On a sunny summer afternoon, urban air can be 1-3°C (2-5°F) warmer than nearby rural air. The elevated air temperatures associated with this summer “urban heat island” (UHI) make air conditioners work harder to keep buildings cool, which can strain the power grid. They also accelerate the formation of smog, degrading air quality. (Image courtesy of Heat Island Group, Lawrence Berkeley National Laboratory)
Lighter-colored pavements are more reflective, which cools the surface temperature during hot summer days. (Image courtesy of the ASU's National Center of Excellence on SMART Innovations)
On a sunny summer day, a new flat white roof can reflect up to 80% of the incident sunlight and can reduce air conditioning costs by 10-15%, depending on the region. (Image courtesy of Department of Energy)

The Problem

Roofs and pavements comprise over 60% of urban surfaces in some U.S. cities.1 On a sunny summer afternoon, these typically dark, dry surfaces get warm in the sun and in turn heat the air. The air in nearby rural areas tends to be cooler, because the rural surfaces are more reflective (absorbing less sunlight) and wetter (dissipating some solar heat gain by evaporating water). This elevation in urban air temperature over rural air temperature on a summer afternoon is called the summer urban heat island (UHI) effect. Other contributors to summer urban heat islands include human activities that warm the outside air, such as air conditioning, manufacturing and transportation. UHIs can increase energy use, degrade air quality and aggravate heat-related illnesses in our cities.

A Solution: Cool Materials

Summer urban heat islands result from solar heating of dark, dry urban surfaces. Sunlight is absorbed by dark pavements and roofs, which in turn warm the air. Air itself absorbs very little sunlight, but can be heated as it flows over warm surfaces.

The Heat Island Group at Berkeley Lab seeks to cool cities in summer. Our main approach is to reduce absorption of sunlight by buildings and pavements. The simplest way to reduce solar absorption is to replace dark surfaces that strongly absorb sunlight, such as black or gray roofs, with light-colored surfaces that strongly reflect sunlight, such as white roofs.

Interestingly, slightly less than half of sunlight is visible to the human eye. Light-colored surfaces stay coolest because they strongly reflect both visible and invisible sunlight. However, when dark surfaces are needed for aesthetics or to reduce brightness, one can use special "cool-colored" materials that stay moderately cool by reflecting only the invisible component of sunlight.

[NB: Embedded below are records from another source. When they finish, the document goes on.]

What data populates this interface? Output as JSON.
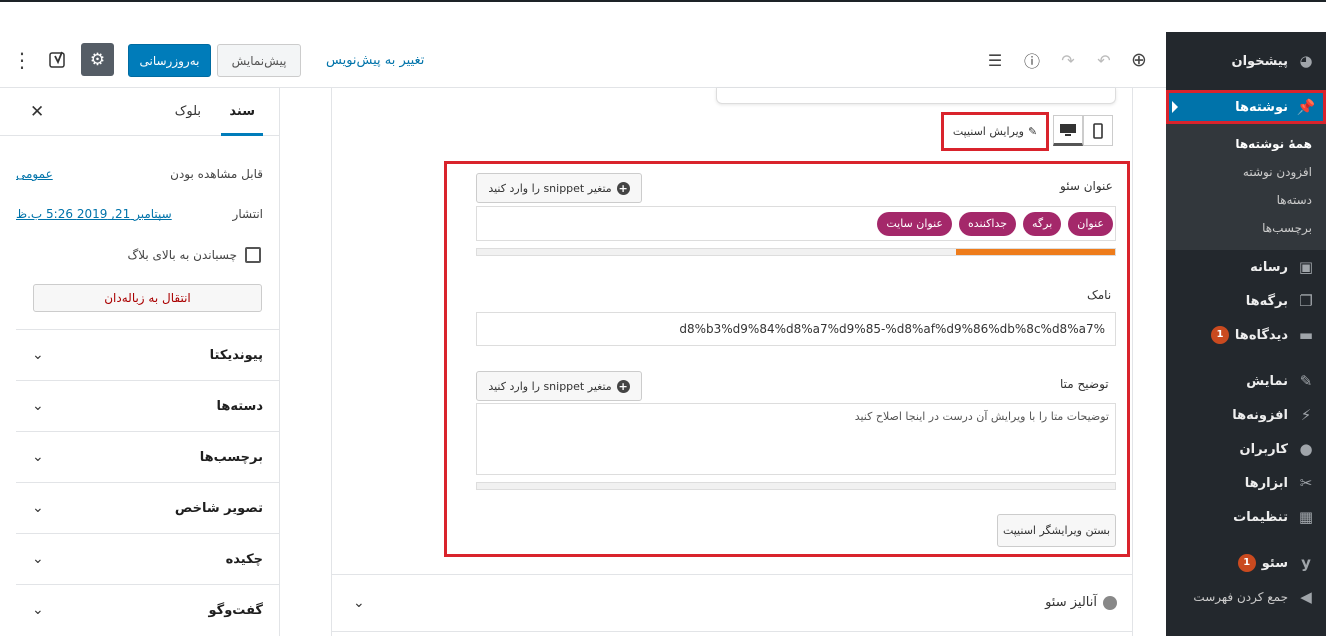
{
  "header": {
    "update_label": "به‌روزرسانی",
    "preview_label": "پیش‌نمایش",
    "switch_draft_label": "تغییر به پیش‌نویس",
    "yoast_label": "y",
    "more_icon": "⋮",
    "gear_icon": "⚙",
    "add_icon": "⊕",
    "undo_icon": "↶",
    "redo_icon": "↷",
    "info_icon": "ⓘ",
    "outline_icon": "☰"
  },
  "settings": {
    "tab_document": "سند",
    "tab_block": "بلوک",
    "close_icon": "✕",
    "visibility_label": "قابل مشاهده بودن",
    "visibility_value": "عمومی",
    "publish_label": "انتشار",
    "publish_value": "سپتامبر 21, 2019 5:26 ب.ظ",
    "stick_label": "چسباندن به بالای بلاگ",
    "trash_label": "انتقال به زباله‌دان",
    "panels": [
      "پیوندیکتا",
      "دسته‌ها",
      "برچسب‌ها",
      "تصویر شاخص",
      "چکیده",
      "گفت‌وگو"
    ]
  },
  "snippet": {
    "edit_snippet_label": "ویرایش اسنیپت",
    "seo_title_label": "عنوان سئو",
    "insert_variable_label": "متغیر snippet را وارد کنید",
    "title_pills": [
      "عنوان",
      "برگه",
      "جداکننده",
      "عنوان سایت"
    ],
    "title_progress": 0.25,
    "slug_label": "نامک",
    "slug_value": "d8%b3%d9%84%d8%a7%d9%85-%d8%af%d9%86%db%8c%d8%a7%",
    "meta_label": "توضیح متا",
    "meta_placeholder": "توضیحات متا را با ویرایش آن درست در اینجا اصلاح کنید",
    "close_editor_label": "بستن ویرایشگر اسنیپت"
  },
  "seo_analysis": {
    "label": "آنالیز سئو"
  },
  "admin_menu": {
    "dashboard": "پیشخوان",
    "posts": "نوشته‌ها",
    "posts_sub": [
      "همهٔ نوشته‌ها",
      "افزودن نوشته",
      "دسته‌ها",
      "برچسب‌ها"
    ],
    "media": "رسانه",
    "pages": "برگه‌ها",
    "comments": "دیدگاه‌ها",
    "comments_count": "1",
    "appearance": "نمایش",
    "plugins": "افزونه‌ها",
    "users": "کاربران",
    "tools": "ابزارها",
    "settings": "تنظیمات",
    "seo": "سئو",
    "seo_count": "1",
    "collapse": "جمع کردن فهرست"
  },
  "colors": {
    "primary": "#007cba",
    "admin_bg": "#23282d",
    "highlight": "#d9232c",
    "pill": "#a4286a",
    "progress": "#ee7c1b"
  }
}
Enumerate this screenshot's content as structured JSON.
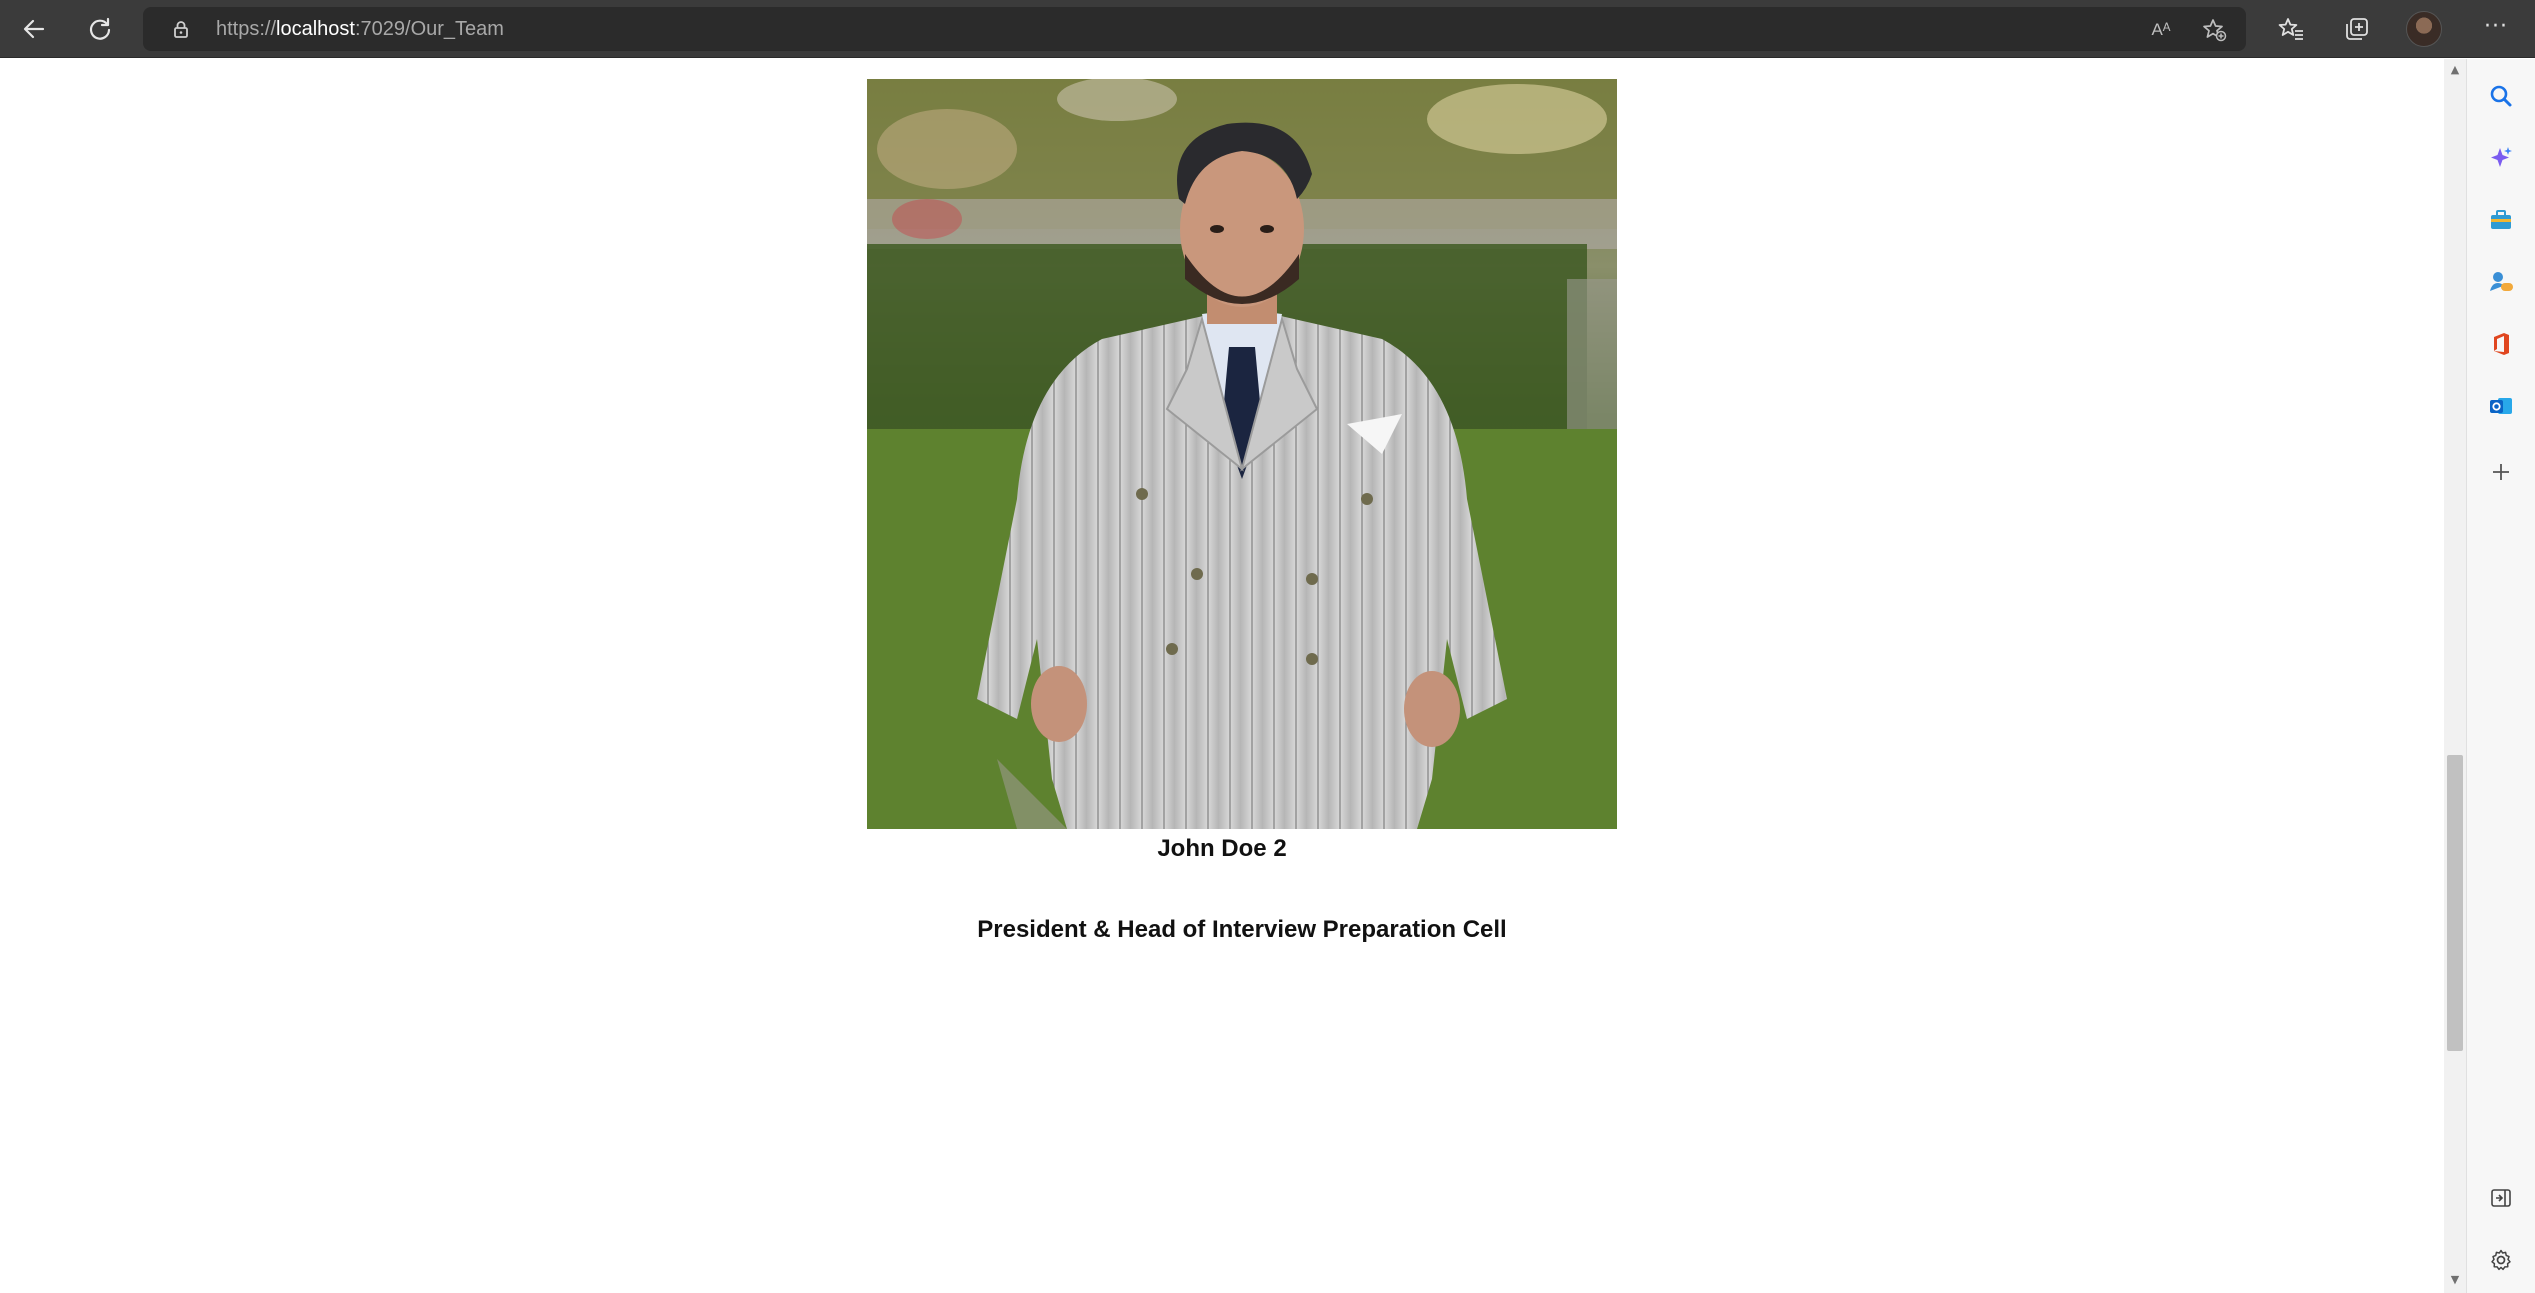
{
  "browser": {
    "url_scheme": "https://",
    "url_host": "localhost",
    "url_path": ":7029/Our_Team",
    "read_aloud_label": "Aᴬ"
  },
  "toolbar_icons": [
    "back-icon",
    "refresh-icon",
    "lock-icon",
    "read-aloud-icon",
    "add-favorite-icon",
    "favorites-icon",
    "collections-icon",
    "profile-avatar",
    "more-icon"
  ],
  "sidebar_icons": [
    "search-icon",
    "copilot-icon",
    "tools-icon",
    "games-icon",
    "office-icon",
    "outlook-icon",
    "add-icon",
    "hide-sidebar-icon",
    "settings-icon"
  ],
  "colors": {
    "toolbar_bg": "#3b3b3b",
    "urlbar_bg": "#2b2b2b",
    "sidebar_bg": "#f7f7f7",
    "copilot": "#7b5cf0",
    "office": "#e0461f",
    "outlook": "#0a64c6",
    "search": "#1a73e8"
  },
  "member": {
    "name": "John Doe 2",
    "role": "President & Head of Interview Preparation Cell"
  },
  "scroll": {
    "position_fraction": 0.53
  }
}
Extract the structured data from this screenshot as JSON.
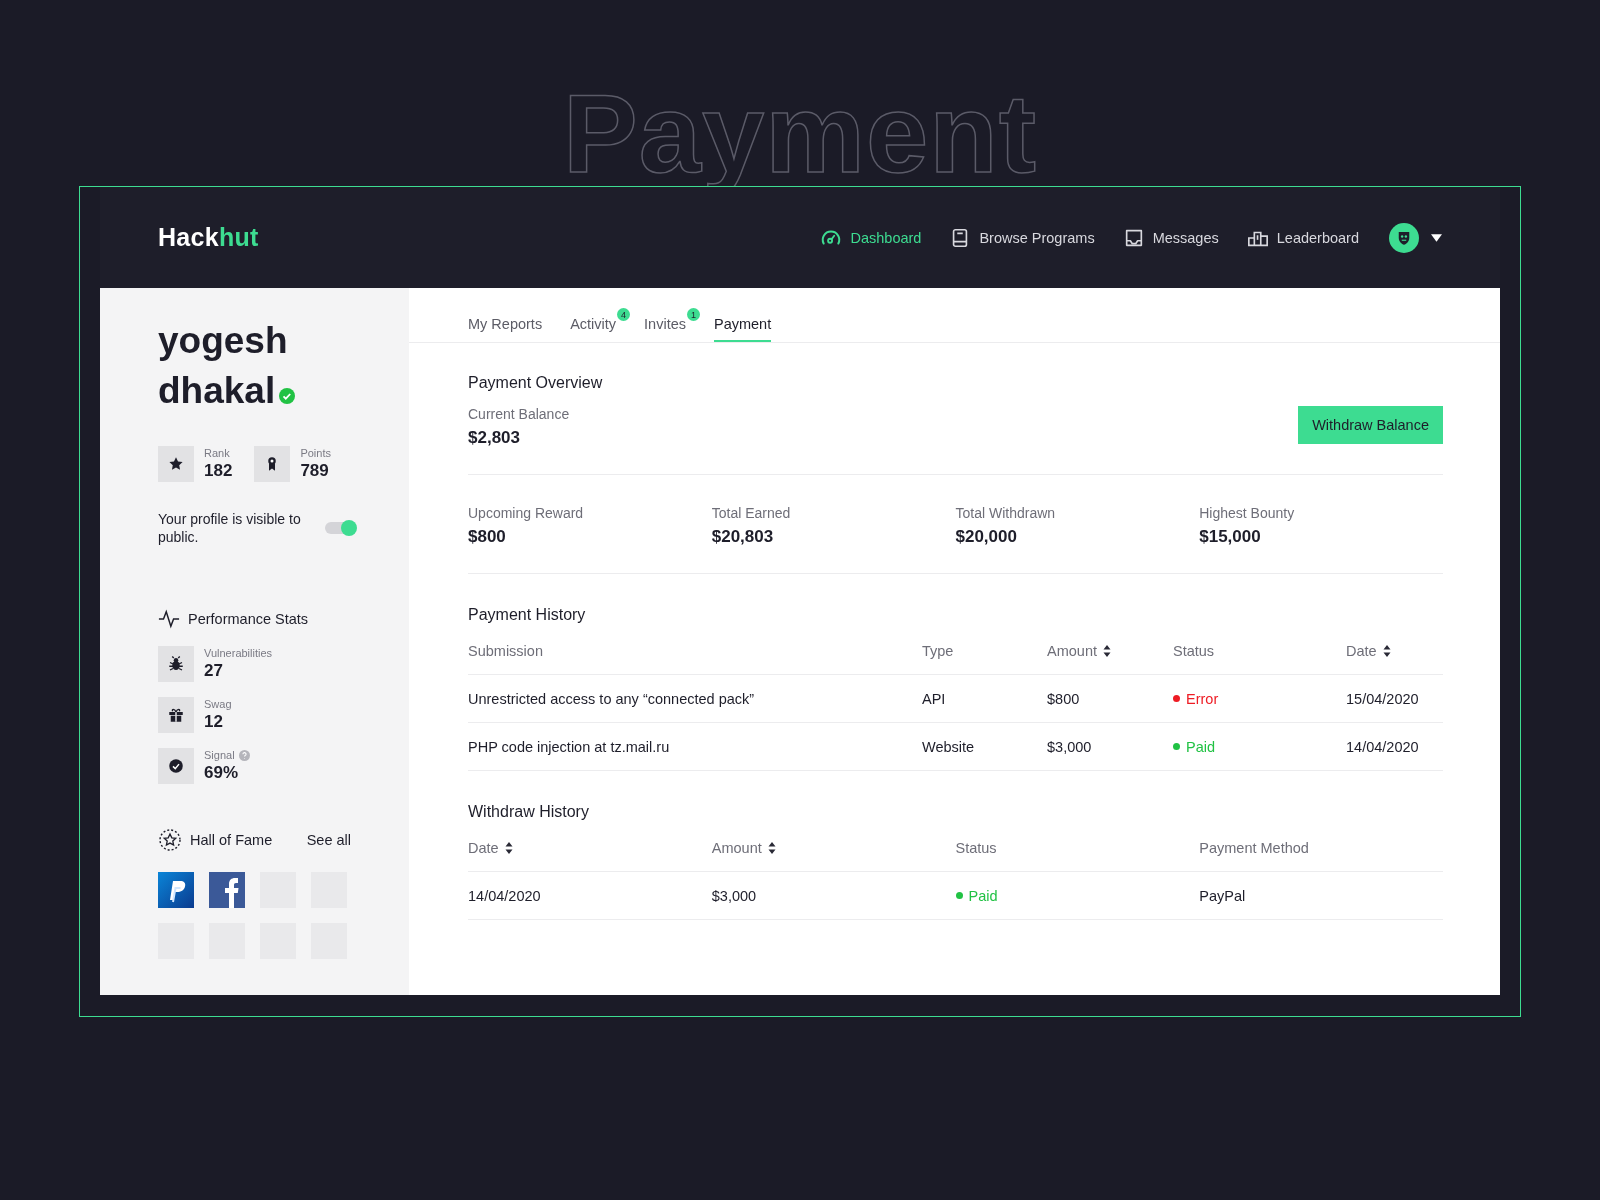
{
  "backdrop_title": "Payment",
  "brand": {
    "name": "Hack",
    "accent": "hut"
  },
  "nav": [
    {
      "label": "Dashboard",
      "selected": true
    },
    {
      "label": "Browse Programs",
      "selected": false
    },
    {
      "label": "Messages",
      "selected": false
    },
    {
      "label": "Leaderboard",
      "selected": false
    }
  ],
  "profile": {
    "name": "yogesh dhakal",
    "verified": true,
    "stats": [
      {
        "label": "Rank",
        "value": "182"
      },
      {
        "label": "Points",
        "value": "789"
      }
    ],
    "visibility_text": "Your profile is visible to public.",
    "public": true
  },
  "performance": {
    "title": "Performance Stats",
    "items": [
      {
        "label": "Vulnerabilities",
        "value": "27",
        "help": false
      },
      {
        "label": "Swag",
        "value": "12",
        "help": false
      },
      {
        "label": "Signal",
        "value": "69%",
        "help": true
      }
    ]
  },
  "hall_of_fame": {
    "title": "Hall of Fame",
    "link": "See all",
    "logos": [
      {
        "kind": "paypal"
      },
      {
        "kind": "facebook"
      },
      {
        "kind": "empty"
      },
      {
        "kind": "empty"
      },
      {
        "kind": "empty"
      },
      {
        "kind": "empty"
      },
      {
        "kind": "empty"
      },
      {
        "kind": "empty"
      }
    ]
  },
  "tabs": [
    {
      "label": "My Reports",
      "selected": false
    },
    {
      "label": "Activity",
      "badge": "4",
      "selected": false
    },
    {
      "label": "Invites",
      "badge": "1",
      "selected": false
    },
    {
      "label": "Payment",
      "selected": true
    }
  ],
  "overview": {
    "title": "Payment Overview",
    "balance_label": "Current Balance",
    "balance": "$2,803",
    "button": "Withdraw Balance",
    "metrics": [
      {
        "label": "Upcoming Reward",
        "value": "$800"
      },
      {
        "label": "Total Earned",
        "value": "$20,803"
      },
      {
        "label": "Total Withdrawn",
        "value": "$20,000"
      },
      {
        "label": "Highest Bounty",
        "value": "$15,000"
      }
    ]
  },
  "payment_history": {
    "title": "Payment History",
    "columns": [
      {
        "label": "Submission",
        "sortable": false
      },
      {
        "label": "Type",
        "sortable": false
      },
      {
        "label": "Amount",
        "sortable": true
      },
      {
        "label": "Status",
        "sortable": false
      },
      {
        "label": "Date",
        "sortable": true
      }
    ],
    "rows": [
      {
        "submission": "Unrestricted access to any “connected pack”",
        "type": "API",
        "amount": "$800",
        "status": "Error",
        "color": "#ee1c24",
        "date": "15/04/2020"
      },
      {
        "submission": "PHP code injection at tz.mail.ru",
        "type": "Website",
        "amount": "$3,000",
        "status": "Paid",
        "color": "#21c244",
        "date": "14/04/2020"
      }
    ]
  },
  "withdraw_history": {
    "title": "Withdraw History",
    "columns": [
      {
        "label": "Date",
        "sortable": true
      },
      {
        "label": "Amount",
        "sortable": true
      },
      {
        "label": "Status",
        "sortable": false
      },
      {
        "label": "Payment Method",
        "sortable": false
      }
    ],
    "rows": [
      {
        "date": "14/04/2020",
        "amount": "$3,000",
        "status": "Paid",
        "color": "#21c244",
        "method": "PayPal"
      }
    ]
  }
}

We also study urban trees, which cool the air by evaporating water and cool surfaces by providing shade.


1 Akbari H, Menon S, Rosenfeld A. 2009. Global cooling: increasing world-wide urban albedos to offset CO2. Climatic Change, 94 (3-4), 275-286.